I somewhat agree, though I think "self-confidence" is slightly different from "confidence" in that it generally means something like "confidence in one's own value or worth" or "confidence exhibited in one's general approach to life"... it's used specifically to refer to a character trait, whereas 'confidence' can refer to a disposition specific to a particular instance. One might be unreservedly confident of one's ability to pass a test, but that doesn't necessarily imply that one has a lot of self-confidence.
My guess is that "self-confidence" formed in a way similar to how "unravel" came to be a synonym of the older word "ravel"... because ravelling is a sort of "undoing", "un" seems a natural prefix, and eventually it became "correct" -- to the extent that one rarely hears the word "ravel" in contemporary usage.
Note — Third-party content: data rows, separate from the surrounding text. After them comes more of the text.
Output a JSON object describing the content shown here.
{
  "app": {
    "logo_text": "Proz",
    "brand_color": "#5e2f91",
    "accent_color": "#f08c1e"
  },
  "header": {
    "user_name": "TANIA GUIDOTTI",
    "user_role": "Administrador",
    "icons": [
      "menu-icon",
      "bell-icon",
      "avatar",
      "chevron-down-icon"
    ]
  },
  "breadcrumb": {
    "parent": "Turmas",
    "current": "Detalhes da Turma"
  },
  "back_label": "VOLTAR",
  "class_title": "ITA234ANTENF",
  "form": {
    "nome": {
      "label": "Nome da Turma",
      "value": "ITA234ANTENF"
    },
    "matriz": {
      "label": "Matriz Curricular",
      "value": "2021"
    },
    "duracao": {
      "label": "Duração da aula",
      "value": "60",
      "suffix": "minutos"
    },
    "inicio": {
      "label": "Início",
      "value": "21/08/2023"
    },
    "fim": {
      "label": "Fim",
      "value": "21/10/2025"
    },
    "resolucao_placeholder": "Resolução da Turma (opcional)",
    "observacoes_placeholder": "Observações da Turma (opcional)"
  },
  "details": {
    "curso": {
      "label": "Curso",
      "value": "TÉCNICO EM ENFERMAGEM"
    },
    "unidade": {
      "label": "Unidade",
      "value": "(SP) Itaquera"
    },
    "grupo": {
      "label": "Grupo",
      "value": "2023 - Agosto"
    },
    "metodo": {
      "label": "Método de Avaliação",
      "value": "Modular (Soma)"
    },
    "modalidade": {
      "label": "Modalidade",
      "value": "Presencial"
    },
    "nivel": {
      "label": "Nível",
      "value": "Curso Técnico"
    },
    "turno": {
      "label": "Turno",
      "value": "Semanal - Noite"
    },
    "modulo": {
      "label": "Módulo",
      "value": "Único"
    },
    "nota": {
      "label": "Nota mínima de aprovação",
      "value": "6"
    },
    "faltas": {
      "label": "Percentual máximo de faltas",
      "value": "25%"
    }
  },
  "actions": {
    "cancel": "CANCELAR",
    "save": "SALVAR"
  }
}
"Self-conceited" is a phrase I'm not familiar with; at first blush, it sounds redundant and just wrong. I imagine that it results from a muddled conflation of 'conceited' with such terms as 'self-important', 'self-aggrandizing', etc. Offhand, I can't think of any situation where I would prefer 'self-conceited' to 'conceited'.